Only one die pair is known for the 1893-S silver dollars, with specific obverse identification features that make authentication simple. Two obverse die characteristics distinguish the genuine 1893-S dollars: A raised diagonal die line begins at the left top of the upright of T in LIBERTY just below the crossbar and angles up to the right across the crossbar, meeting the extreme top of that letter nearly above the right upright of the same letter. A small rust mark or die lump appears within the left foot of the R, nearly resembling tiny "rabbit ears." Like the diagonal die line, this die lump or rust mark can be seen in nearly any grade encountered, as long as the R remains visible.
The current population data show 28 submissions in Mint State at NGC, including the present coin and one other in MS65 and one in MS66. PCGS shows 36 grading events in Mint State, including five in MS65 and one in MS67.
The present Gem ranks among seven such submissions at NGC and PCGS combined, with the one MS66 at NGC and one MS67 at PCGS finer. Although a specific Condition Census of these coins has never been attempted, so far as we know, it seems reasonable to suggest that the true population includes four or five MS65 coins. Both sides display fully brilliant silver-white luster and a faint champagne tint with satiny fields and frosty devices. The hair over Liberty's ear is a bit indistinct as usual, and the breast feathers are slightly merged, but the remaining detail on both sides is sharp. A few tiny marks are present on Liberty's cheek, but the surfaces otherwise are excellently preserved.

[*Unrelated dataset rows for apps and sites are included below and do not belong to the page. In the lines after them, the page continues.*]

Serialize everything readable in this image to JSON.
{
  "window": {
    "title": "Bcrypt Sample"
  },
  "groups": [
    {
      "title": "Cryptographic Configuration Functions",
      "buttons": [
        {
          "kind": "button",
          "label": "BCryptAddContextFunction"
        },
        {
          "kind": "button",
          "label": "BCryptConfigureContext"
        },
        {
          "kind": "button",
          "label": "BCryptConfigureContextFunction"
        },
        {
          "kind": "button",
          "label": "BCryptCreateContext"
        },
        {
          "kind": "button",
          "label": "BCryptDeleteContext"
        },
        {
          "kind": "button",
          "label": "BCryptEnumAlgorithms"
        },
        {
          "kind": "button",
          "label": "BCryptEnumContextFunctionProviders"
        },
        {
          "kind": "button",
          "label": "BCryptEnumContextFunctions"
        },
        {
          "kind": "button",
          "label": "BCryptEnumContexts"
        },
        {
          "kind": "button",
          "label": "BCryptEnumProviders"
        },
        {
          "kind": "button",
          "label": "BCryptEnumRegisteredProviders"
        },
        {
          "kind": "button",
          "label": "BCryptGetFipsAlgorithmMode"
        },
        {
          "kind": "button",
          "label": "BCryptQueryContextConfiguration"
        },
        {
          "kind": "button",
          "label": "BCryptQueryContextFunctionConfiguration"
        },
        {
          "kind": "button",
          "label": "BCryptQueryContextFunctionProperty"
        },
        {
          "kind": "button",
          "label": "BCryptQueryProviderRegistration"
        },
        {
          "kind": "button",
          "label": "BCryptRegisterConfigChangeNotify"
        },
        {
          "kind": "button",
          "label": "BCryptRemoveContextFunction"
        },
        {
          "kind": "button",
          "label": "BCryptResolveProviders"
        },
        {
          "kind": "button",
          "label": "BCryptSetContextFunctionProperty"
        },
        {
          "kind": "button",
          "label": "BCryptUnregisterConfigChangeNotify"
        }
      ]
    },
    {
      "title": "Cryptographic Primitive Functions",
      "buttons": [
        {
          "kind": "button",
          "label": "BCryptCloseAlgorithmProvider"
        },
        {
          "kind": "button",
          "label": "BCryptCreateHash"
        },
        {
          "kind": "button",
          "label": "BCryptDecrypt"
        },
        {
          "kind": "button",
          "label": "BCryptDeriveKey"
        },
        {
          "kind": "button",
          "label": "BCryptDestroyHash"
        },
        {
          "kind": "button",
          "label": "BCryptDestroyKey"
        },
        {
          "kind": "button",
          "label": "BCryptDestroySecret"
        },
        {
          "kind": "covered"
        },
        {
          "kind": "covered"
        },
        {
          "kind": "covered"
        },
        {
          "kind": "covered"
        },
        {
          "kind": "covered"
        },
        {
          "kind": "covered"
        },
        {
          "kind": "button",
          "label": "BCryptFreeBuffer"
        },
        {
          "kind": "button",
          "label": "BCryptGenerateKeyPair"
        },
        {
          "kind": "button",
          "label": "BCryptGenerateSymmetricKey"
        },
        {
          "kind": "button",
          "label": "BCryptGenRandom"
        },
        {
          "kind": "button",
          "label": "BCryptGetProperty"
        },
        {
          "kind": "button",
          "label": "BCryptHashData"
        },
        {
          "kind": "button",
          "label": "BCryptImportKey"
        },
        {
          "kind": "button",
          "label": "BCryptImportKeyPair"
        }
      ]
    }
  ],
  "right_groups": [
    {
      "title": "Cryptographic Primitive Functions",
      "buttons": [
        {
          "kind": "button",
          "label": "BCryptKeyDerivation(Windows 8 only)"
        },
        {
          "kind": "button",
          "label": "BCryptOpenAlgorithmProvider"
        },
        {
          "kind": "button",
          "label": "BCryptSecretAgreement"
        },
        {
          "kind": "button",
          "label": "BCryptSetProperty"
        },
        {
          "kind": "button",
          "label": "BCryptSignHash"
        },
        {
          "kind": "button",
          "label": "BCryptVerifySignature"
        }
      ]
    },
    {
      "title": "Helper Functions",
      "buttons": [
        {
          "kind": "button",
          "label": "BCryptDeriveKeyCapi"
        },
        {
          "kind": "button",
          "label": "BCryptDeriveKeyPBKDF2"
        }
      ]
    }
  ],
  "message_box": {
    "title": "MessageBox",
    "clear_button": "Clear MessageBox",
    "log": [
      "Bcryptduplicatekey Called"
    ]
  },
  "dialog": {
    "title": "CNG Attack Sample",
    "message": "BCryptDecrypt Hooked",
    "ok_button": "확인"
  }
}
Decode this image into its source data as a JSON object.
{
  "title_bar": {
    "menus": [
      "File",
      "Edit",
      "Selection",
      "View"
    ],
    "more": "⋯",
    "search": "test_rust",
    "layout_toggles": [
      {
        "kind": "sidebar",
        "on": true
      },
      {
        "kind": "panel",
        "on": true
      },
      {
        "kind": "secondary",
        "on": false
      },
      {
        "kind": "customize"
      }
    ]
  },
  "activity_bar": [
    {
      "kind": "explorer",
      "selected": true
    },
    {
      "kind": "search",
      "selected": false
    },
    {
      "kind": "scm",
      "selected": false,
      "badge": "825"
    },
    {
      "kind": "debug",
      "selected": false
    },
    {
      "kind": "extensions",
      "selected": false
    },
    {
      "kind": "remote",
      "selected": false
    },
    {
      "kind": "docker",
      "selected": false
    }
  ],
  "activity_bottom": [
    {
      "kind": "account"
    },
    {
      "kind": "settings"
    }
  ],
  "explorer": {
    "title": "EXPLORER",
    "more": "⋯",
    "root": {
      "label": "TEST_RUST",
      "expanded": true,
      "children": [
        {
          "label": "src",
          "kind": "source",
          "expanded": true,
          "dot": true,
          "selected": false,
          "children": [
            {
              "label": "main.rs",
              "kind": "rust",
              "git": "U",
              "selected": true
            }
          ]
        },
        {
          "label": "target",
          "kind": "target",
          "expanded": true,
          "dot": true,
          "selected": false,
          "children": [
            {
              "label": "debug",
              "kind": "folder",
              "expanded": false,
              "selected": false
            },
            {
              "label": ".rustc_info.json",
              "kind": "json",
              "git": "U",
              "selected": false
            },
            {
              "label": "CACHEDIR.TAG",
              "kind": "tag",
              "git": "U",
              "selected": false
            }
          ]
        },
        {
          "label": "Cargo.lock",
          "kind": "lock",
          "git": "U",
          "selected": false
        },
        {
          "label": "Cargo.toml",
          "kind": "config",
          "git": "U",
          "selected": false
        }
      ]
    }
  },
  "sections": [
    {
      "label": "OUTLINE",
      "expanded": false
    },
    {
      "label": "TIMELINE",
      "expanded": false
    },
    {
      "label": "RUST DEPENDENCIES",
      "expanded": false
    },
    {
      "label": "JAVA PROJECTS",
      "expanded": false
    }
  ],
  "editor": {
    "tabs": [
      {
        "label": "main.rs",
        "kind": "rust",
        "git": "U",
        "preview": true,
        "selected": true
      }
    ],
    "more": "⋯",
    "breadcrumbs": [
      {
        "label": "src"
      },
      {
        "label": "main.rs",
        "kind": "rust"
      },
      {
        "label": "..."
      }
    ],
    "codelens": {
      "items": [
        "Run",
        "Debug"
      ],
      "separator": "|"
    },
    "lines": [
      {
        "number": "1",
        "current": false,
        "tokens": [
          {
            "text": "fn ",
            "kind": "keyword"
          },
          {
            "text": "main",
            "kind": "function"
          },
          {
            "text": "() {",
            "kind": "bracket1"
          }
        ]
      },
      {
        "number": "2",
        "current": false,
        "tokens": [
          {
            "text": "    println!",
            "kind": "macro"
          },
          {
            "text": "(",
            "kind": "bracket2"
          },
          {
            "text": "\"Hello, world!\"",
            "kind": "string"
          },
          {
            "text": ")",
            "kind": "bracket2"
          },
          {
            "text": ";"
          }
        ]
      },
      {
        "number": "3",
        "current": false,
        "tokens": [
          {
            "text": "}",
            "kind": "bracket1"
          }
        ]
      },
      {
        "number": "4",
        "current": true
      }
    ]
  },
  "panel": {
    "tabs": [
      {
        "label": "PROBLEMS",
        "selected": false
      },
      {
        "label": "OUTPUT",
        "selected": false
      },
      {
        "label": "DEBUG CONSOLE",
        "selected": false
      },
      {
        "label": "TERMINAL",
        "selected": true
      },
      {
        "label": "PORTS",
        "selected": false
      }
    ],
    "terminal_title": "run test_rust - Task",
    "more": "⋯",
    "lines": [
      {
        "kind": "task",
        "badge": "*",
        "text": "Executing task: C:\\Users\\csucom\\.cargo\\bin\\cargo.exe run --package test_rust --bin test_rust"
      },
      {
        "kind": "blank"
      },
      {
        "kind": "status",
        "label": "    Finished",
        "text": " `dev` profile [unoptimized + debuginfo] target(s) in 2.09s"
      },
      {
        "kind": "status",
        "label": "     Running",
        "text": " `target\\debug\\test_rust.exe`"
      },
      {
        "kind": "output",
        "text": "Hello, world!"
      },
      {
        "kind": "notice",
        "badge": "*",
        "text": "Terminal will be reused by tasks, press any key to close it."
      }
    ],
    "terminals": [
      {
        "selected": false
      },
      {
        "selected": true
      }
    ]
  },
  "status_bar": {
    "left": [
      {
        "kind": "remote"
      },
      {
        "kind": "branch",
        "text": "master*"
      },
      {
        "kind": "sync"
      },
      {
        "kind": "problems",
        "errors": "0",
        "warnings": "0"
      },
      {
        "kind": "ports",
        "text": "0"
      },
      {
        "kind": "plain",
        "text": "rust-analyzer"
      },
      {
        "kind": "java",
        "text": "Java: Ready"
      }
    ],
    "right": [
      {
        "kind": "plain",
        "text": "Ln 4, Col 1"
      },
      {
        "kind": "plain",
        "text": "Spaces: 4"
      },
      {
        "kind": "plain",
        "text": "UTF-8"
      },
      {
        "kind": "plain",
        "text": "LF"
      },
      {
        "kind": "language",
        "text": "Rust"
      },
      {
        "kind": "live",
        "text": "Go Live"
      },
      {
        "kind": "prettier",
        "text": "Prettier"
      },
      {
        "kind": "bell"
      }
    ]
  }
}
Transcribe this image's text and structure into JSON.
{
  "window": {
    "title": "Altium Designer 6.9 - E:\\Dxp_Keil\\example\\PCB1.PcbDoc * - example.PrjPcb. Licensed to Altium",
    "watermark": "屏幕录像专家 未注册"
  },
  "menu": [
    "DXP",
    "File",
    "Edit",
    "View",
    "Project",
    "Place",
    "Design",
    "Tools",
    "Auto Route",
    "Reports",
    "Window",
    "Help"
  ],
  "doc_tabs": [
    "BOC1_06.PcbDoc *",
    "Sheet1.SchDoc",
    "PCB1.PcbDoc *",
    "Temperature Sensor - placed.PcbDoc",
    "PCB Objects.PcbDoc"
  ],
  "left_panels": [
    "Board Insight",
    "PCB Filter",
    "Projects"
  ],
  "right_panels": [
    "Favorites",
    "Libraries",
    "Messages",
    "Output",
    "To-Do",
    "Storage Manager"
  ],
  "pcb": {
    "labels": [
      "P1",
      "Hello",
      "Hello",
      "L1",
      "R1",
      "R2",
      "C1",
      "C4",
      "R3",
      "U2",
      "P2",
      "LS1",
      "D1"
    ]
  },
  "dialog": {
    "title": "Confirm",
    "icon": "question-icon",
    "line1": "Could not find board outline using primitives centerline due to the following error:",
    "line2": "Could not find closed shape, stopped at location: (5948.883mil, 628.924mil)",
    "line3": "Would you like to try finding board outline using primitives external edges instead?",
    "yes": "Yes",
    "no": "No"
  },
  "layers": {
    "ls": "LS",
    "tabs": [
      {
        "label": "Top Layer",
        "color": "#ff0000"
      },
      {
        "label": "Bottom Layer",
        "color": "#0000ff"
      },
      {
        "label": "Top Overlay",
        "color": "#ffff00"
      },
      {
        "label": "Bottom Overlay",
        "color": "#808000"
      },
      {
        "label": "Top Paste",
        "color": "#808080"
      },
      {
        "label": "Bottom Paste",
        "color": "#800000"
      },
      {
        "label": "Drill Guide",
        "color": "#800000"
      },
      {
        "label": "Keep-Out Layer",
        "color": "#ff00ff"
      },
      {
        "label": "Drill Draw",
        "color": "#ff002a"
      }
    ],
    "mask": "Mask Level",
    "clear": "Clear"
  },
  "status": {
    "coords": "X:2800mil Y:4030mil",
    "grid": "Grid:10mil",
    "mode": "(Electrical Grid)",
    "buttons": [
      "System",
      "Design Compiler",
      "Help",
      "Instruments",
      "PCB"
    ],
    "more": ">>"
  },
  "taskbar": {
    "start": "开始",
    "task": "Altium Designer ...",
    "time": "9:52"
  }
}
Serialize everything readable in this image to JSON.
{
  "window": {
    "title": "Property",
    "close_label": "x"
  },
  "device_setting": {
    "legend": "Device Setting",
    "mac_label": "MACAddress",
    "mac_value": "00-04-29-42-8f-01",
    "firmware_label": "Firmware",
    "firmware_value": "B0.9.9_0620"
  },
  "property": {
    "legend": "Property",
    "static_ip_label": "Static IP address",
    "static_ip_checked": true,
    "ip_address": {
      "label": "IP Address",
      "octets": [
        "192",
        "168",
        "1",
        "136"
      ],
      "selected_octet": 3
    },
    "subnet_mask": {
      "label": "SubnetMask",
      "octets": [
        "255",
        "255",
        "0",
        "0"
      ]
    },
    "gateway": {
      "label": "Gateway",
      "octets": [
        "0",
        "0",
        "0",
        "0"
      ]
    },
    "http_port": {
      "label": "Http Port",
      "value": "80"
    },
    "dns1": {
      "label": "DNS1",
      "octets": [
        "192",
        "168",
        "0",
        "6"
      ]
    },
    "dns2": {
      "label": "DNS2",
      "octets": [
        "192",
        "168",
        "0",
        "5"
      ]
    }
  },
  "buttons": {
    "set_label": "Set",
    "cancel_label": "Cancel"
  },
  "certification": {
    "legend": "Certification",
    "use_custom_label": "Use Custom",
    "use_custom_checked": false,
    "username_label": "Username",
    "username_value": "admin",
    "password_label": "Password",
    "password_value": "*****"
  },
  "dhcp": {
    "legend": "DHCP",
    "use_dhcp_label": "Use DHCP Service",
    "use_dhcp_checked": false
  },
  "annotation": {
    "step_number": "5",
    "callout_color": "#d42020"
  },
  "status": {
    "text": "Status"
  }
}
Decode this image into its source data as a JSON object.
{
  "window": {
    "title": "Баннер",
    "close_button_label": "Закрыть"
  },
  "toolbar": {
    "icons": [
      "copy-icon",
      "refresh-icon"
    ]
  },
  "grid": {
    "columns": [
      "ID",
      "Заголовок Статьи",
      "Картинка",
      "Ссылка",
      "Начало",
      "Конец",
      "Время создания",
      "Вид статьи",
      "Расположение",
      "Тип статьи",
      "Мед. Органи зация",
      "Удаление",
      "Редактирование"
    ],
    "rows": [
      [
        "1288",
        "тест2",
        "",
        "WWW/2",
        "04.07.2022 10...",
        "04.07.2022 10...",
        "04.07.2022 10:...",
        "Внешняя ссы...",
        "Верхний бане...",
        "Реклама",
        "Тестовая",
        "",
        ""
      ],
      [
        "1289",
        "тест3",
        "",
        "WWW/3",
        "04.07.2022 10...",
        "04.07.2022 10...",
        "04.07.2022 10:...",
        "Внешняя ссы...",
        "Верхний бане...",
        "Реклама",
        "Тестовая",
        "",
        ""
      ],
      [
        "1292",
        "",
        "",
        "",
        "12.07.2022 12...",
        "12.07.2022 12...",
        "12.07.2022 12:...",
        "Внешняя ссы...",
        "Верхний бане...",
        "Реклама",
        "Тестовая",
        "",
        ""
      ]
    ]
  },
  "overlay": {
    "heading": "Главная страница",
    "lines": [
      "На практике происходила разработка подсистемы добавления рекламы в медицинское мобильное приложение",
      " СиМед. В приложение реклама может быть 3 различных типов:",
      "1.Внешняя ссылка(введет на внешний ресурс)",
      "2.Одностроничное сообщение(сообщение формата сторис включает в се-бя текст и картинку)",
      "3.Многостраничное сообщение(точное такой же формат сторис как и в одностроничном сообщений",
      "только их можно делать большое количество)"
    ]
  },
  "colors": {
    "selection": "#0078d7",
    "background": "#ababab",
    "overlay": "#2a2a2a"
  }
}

Ex: Sanderson Family Collection / FUN Signature (Heritage, 1/2009), lot 5025, which realized $299,000; Central States Signature (Heritage, 4/2013), lot 4378.
From the M L Moser Collection, #1 NGC Morgan Dollar Registry Set.(Registry values: P10, N14284) (NGC ID# 255U, PCGS# 7226)
Service and Handling Description: Coins & Currency (view shipping information)